Third is the dress code.  Walker has a casual dress code, which basically means wear a nice shirt and jeans.  There are times where I need to dress up and actually wear a shirt and tie probably at least once a week.  It is sure nice if I do not have any client facing meetings to know I can wear something really comfortable to work.  I know some companies are moving back to a more formal dress code as they feel it helps the employees have a more professional attitude and be more focused.  For me, I am very comfortable and relaxed in jeans and feel more productive because I am more comfortable.  If I could wear shorts and a t-shirt, I would do it in a second, which is probably a large reason why that is not allowed.

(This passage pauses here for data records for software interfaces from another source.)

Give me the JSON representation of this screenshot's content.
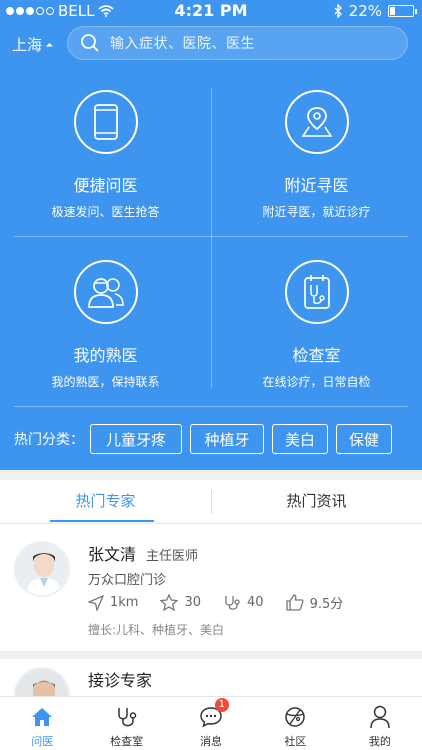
{
  "status_bar": {
    "carrier": "BELL",
    "time": "4:21 PM",
    "battery_text": "22%",
    "battery_level": 0.22
  },
  "header": {
    "city": "上海",
    "search_placeholder": "输入症状、医院、医生"
  },
  "services": [
    {
      "title": "便捷问医",
      "subtitle": "极速发问、医生抢答",
      "icon": "phone-icon"
    },
    {
      "title": "附近寻医",
      "subtitle": "附近寻医，就近诊疗",
      "icon": "map-pin-icon"
    },
    {
      "title": "我的熟医",
      "subtitle": "我的熟医，保持联系",
      "icon": "doctors-icon"
    },
    {
      "title": "检查室",
      "subtitle": "在线诊疗，日常自检",
      "icon": "stethoscope-icon"
    }
  ],
  "hot_categories": {
    "label": "热门分类：",
    "tags": [
      "儿童牙疼",
      "种植牙",
      "美白",
      "保健"
    ]
  },
  "tabs": {
    "experts": "热门专家",
    "news": "热门资讯"
  },
  "doctors": [
    {
      "name": "张文清",
      "title": "主任医师",
      "hospital": "万众口腔门诊",
      "distance": "1km",
      "favorites": "30",
      "consults": "40",
      "score": "9.5分",
      "specialty": "擅长:儿科、种植牙、美白"
    },
    {
      "name": "接诊专家"
    }
  ],
  "tabbar": [
    {
      "label": "问医",
      "icon": "home-icon"
    },
    {
      "label": "检查室",
      "icon": "stethoscope-icon"
    },
    {
      "label": "消息",
      "icon": "message-icon",
      "badge": "1"
    },
    {
      "label": "社区",
      "icon": "community-icon"
    },
    {
      "label": "我的",
      "icon": "user-icon"
    }
  ],
  "colors": {
    "primary": "#3d95ef",
    "badge": "#f04a3c"
  }
}
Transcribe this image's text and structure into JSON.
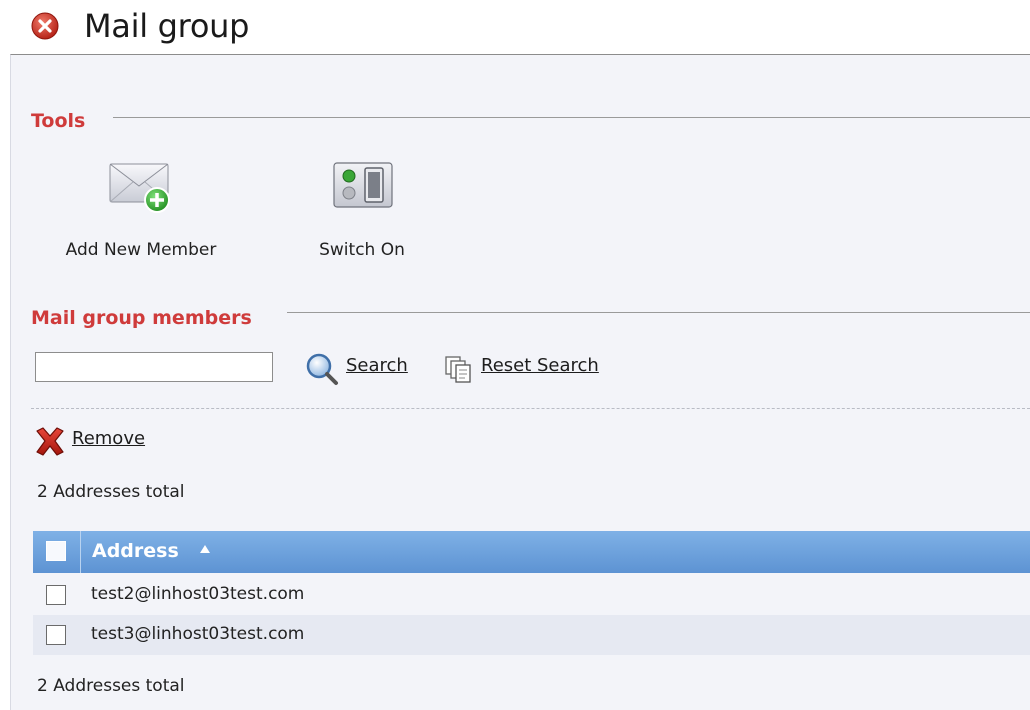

Fourth is the attitude of Senior Leaders.  All of the Senior Leaders are very approachable and down to earth.  That may seem like something that is very common, but having dealt with many Senior Leaders, I can assure you that is not the case.  They all say they have an open door policy, which is often talked about but rarely practiced.  I really feel like I can go to any of them at any time and ask them a question.  They also know us on a personal level. For example, I was talking to a Senior Leader a couple of weeks ago and he remembered how many kids I had, that we were foster parents, that we home school, and that my wife is a stay at home mom.  I was actually surprised because they have so many important things to keep track of, to remember intimate details of my family meant a lot.  This also makes me feel comfortable going to them with new thoughts and ideas as I know they will listen.